“Psychological Well-Being and Metabolic Syndrome: Findings From the Midlife in the United States National Sample,” J. Psychosomatic Medicine: June 2015 – Volume 77 – Issue 5 – p 548–558 . Metabolism = food. Metabolic disorders like diabetes, obesity etc., are associated with depression.
“Dysglycemia and Cognitive Dysfunction and Ill Health in People With High Cardiovascular Risk,” Journal Clinical Endocrinology Metabolism 2015;100(7), pp. 2682–2689. Diabetic tendencies, depression and heart disease are associated.
SLEEP 2015: Annual Meeting of the Associated Professional Sleep Societies:
“Physical activities, such as walking, as well as aerobics/calisthenics, biking, gardening, golfing, running, weight-lifting, and yoga/Pilates, are associated with better sleep habits compared with no activity. In contrast, physical activity that involved household and childcare is associated with poor sleep habits. “My feeling is if you are getting most of your physical activity from household work and childcare, you have other problems, you have stress, time demands, and that’s why you aren’t sleeping.”
“Psychotropic drugs and homicide: A prospective cohort study from Finland,” J. World Psychiatry Epub June 4 2015. Psychotropic medications, including antidepressants, benzodiazepines, and particularly opiate and nonopiate analgesics, are associated with a significantly increased risk for homicide, new research shows.

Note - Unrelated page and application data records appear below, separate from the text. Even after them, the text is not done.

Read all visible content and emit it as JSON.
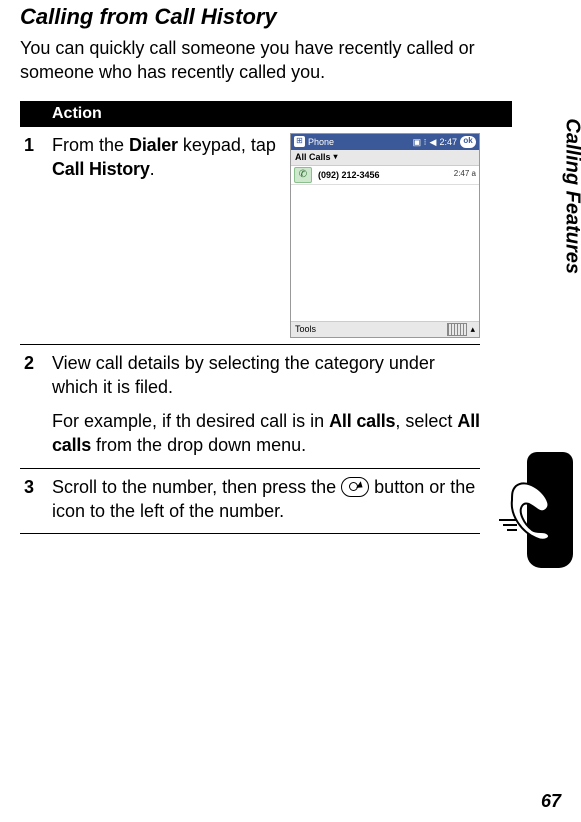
{
  "heading": "Calling from Call History",
  "intro": "You can quickly call someone you have recently called or someone who has recently called you.",
  "action_header": "Action",
  "steps": [
    {
      "num": "1",
      "parts": [
        "From the ",
        {
          "style": "cond",
          "text": "Dialer"
        },
        " keypad, tap ",
        {
          "style": "cond",
          "text": "Call History"
        },
        "."
      ],
      "screenshot": {
        "title_app": "Phone",
        "time": "2:47",
        "ok": "ok",
        "subbar": "All Calls",
        "row": {
          "number": "(092) 212-3456",
          "time": "2:47 a"
        },
        "tools": "Tools"
      }
    },
    {
      "num": "2",
      "paragraphs": [
        [
          "View call details by selecting the category under which it is filed."
        ],
        [
          "For example, if th desired call is in ",
          {
            "style": "cond",
            "text": "All calls"
          },
          ", select ",
          {
            "style": "cond",
            "text": "All calls"
          },
          " from the drop down menu."
        ]
      ]
    },
    {
      "num": "3",
      "paragraphs": [
        [
          "Scroll to the number, then press the ",
          {
            "icon": "action-button"
          },
          " button or the icon to the left of the number."
        ]
      ]
    }
  ],
  "side_label": "Calling Features",
  "page_number": "67"
}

Antidepressants increase the homicide risk by 31% and that benzodiazepines increase the risk by 45%
“Effects of prenatal exposure to air pollutants (polycyclic aromatic hydrocarbons) on the development of brain white matter, cognition, and behavior in later childhood,” JAMA Psychiatry. Epub 2015 Mar 25. doi:10.1001/jamapsychiatry.2015.57

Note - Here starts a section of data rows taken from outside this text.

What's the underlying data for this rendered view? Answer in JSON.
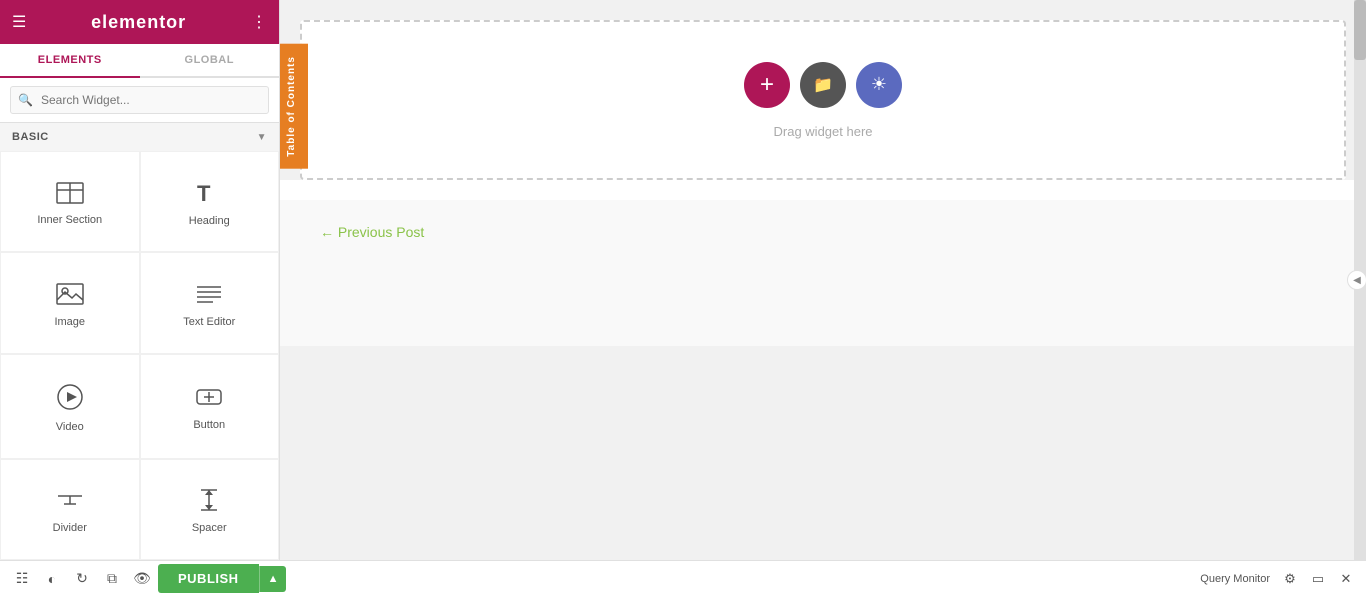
{
  "header": {
    "title": "elementor",
    "hamburger_label": "menu",
    "grid_label": "grid"
  },
  "sidebar": {
    "tabs": [
      {
        "label": "ELEMENTS",
        "active": true
      },
      {
        "label": "GLOBAL",
        "active": false
      }
    ],
    "search": {
      "placeholder": "Search Widget..."
    },
    "section_label": "BASIC",
    "widgets": [
      {
        "id": "inner-section",
        "label": "Inner Section",
        "icon": "inner-section"
      },
      {
        "id": "heading",
        "label": "Heading",
        "icon": "heading"
      },
      {
        "id": "image",
        "label": "Image",
        "icon": "image"
      },
      {
        "id": "text-editor",
        "label": "Text Editor",
        "icon": "text-editor"
      },
      {
        "id": "video",
        "label": "Video",
        "icon": "video"
      },
      {
        "id": "button",
        "label": "Button",
        "icon": "button"
      },
      {
        "id": "divider",
        "label": "Divider",
        "icon": "divider"
      },
      {
        "id": "spacer",
        "label": "Spacer",
        "icon": "spacer"
      }
    ]
  },
  "toc": {
    "label": "Table of Contents"
  },
  "canvas": {
    "drop_text": "Drag widget here",
    "buttons": [
      {
        "id": "add",
        "icon": "+",
        "color": "#ae1657"
      },
      {
        "id": "folder",
        "icon": "folder",
        "color": "#555"
      },
      {
        "id": "cloud",
        "icon": "cloud",
        "color": "#5b6abf"
      }
    ]
  },
  "prev_post": {
    "label": "← Previous Post"
  },
  "bottom_toolbar": {
    "icons": [
      {
        "id": "layers",
        "icon": "⊟"
      },
      {
        "id": "history",
        "icon": "↩"
      },
      {
        "id": "undo",
        "icon": "↺"
      },
      {
        "id": "copy",
        "icon": "⧉"
      },
      {
        "id": "eye",
        "icon": "👁"
      }
    ],
    "publish_label": "PUBLISH",
    "publish_arrow": "▲",
    "query_monitor": "Query Monitor",
    "bottom_right_icons": [
      {
        "id": "settings",
        "icon": "⚙"
      },
      {
        "id": "responsive",
        "icon": "⊡"
      },
      {
        "id": "close",
        "icon": "✕"
      }
    ]
  }
}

“Internet use, Facebook intrusion, and depression: results of a cross-sectional study,” J. European Psychiatry Published Online: May 08, 2015.

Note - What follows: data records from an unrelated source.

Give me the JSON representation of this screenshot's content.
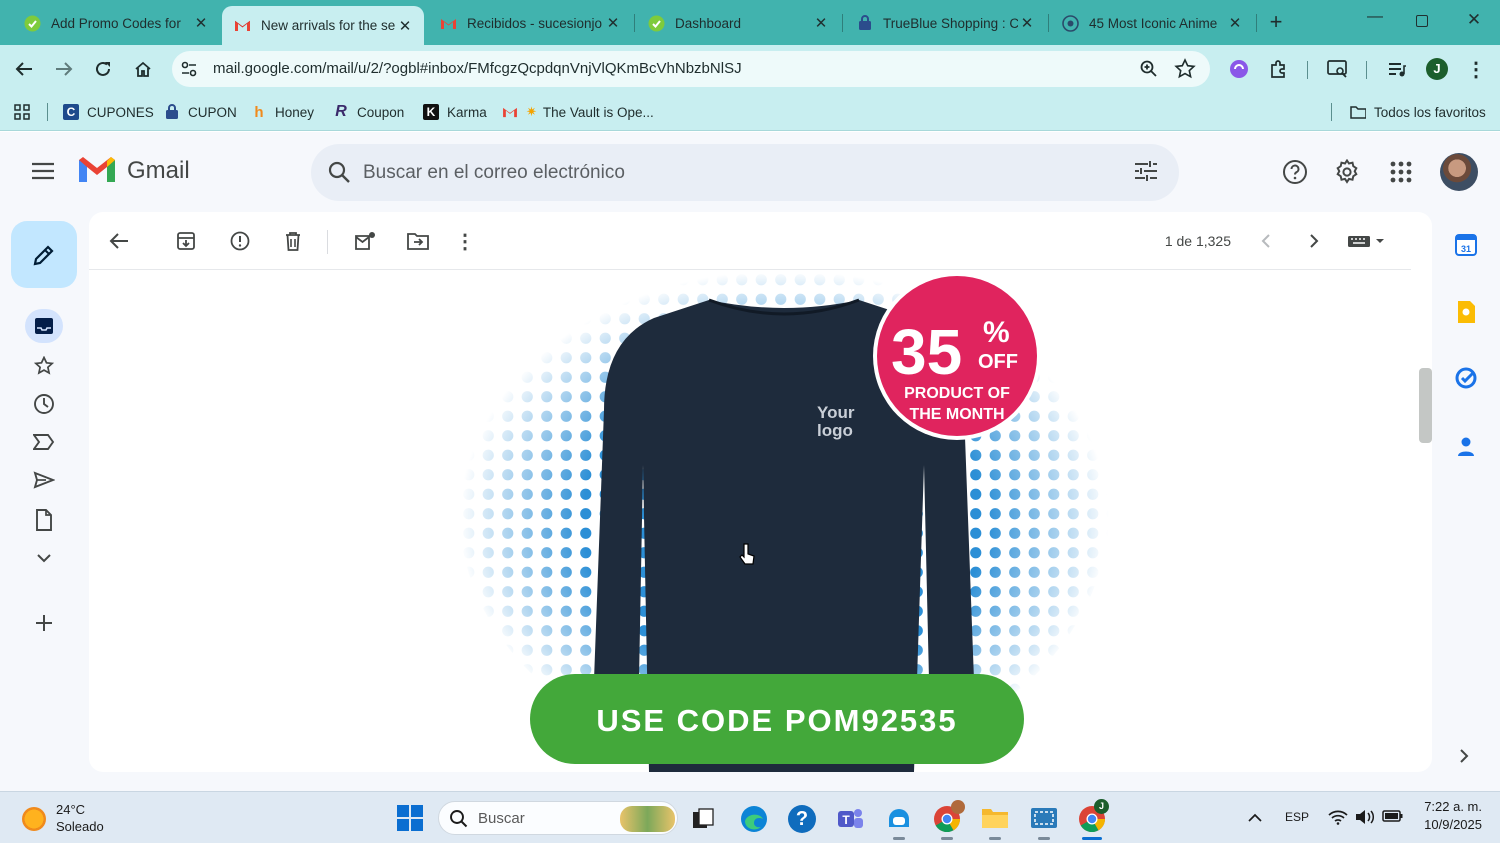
{
  "browser": {
    "tabs": [
      {
        "title": "Add Promo Codes for",
        "icon": "promo-icon"
      },
      {
        "title": "New arrivals for the se",
        "icon": "gmail-icon"
      },
      {
        "title": "Recibidos - sucesionjo",
        "icon": "gmail-icon"
      },
      {
        "title": "Dashboard",
        "icon": "promo-icon"
      },
      {
        "title": "TrueBlue Shopping : C",
        "icon": "lock-icon"
      },
      {
        "title": "45 Most Iconic Anime",
        "icon": "globe-icon"
      }
    ],
    "new_tab": "+",
    "url": "mail.google.com/mail/u/2/?ogbl#inbox/FMfcgzQcpdqnVnjVlQKmBcVhNbzbNlSJ",
    "profile_initial": "J",
    "bookmarks": [
      {
        "label": "CUPONES",
        "icon": "cupones-icon"
      },
      {
        "label": "CUPON",
        "icon": "cupon-icon"
      },
      {
        "label": "Honey",
        "icon": "honey-icon"
      },
      {
        "label": "Coupon",
        "icon": "coupon-icon"
      },
      {
        "label": "Karma",
        "icon": "karma-icon"
      },
      {
        "label": "The Vault is Ope...",
        "icon": "gmail-icon"
      }
    ],
    "all_favorites": "Todos los favoritos"
  },
  "gmail": {
    "logo_text": "Gmail",
    "search_placeholder": "Buscar en el correo electrónico",
    "pagination": "1 de 1,325",
    "email": {
      "badge_percent": "35",
      "badge_symbol": "%",
      "badge_off": "OFF",
      "badge_line1": "PRODUCT OF",
      "badge_line2": "THE MONTH",
      "logo_line1": "Your",
      "logo_line2": "logo",
      "code_button": "USE CODE POM92535"
    }
  },
  "taskbar": {
    "weather_temp": "24°C",
    "weather_desc": "Soleado",
    "search_label": "Buscar",
    "language": "ESP",
    "time": "7:22 a. m.",
    "date": "10/9/2025",
    "chrome_badge": "J"
  },
  "colors": {
    "tab_strip": "#41b3ae",
    "toolbar": "#c8eef0",
    "badge": "#e0245e",
    "code_button": "#43a83a",
    "sweater": "#1e2b3c",
    "dots": "#2c8fd6"
  }
}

“Depression and subsequent risk of Parkinson disease,” Epub J Neurology May 26 2015
“Mediterranean Diet and Age-Related Cognitive Decline: A Randomized Clinical Trial,” JAMA Intern Med. 2015;175(7):1094
“A 2 year multidomain intervention of diet, exercise, cognitive training, and vascular risk monitoring versus control to prevent cognitive decline in at-risk elderly people (FINGER): a randomised controlled trial,” J. Lancet Volume 385, No. 9984 , p2255–2263, 6 June 2015
“A Fat to Forget: Trans Fat Consumption and Memory,” J. PLOS One, Published online June 17, 2015. Artificial fats and sugars interfere with neurotransmitter synthesis.
“Antidepressant/NSAID (Ibuprofen) Combo Linked to Increased Brain Bleed Risk,” BMJ Published online July 14th 2015
- American Psychiatric Association (APA) 2015 Annual Meeting ↑
- “Nutritional medicine as mainstream in psychiatry,” J. Lancet Volume 2, No. 3 , p271–274, March 2015 ↑
- J. Science 26 June 2015:Vol. 348 no. 6242 pp. 1427-1428 ↑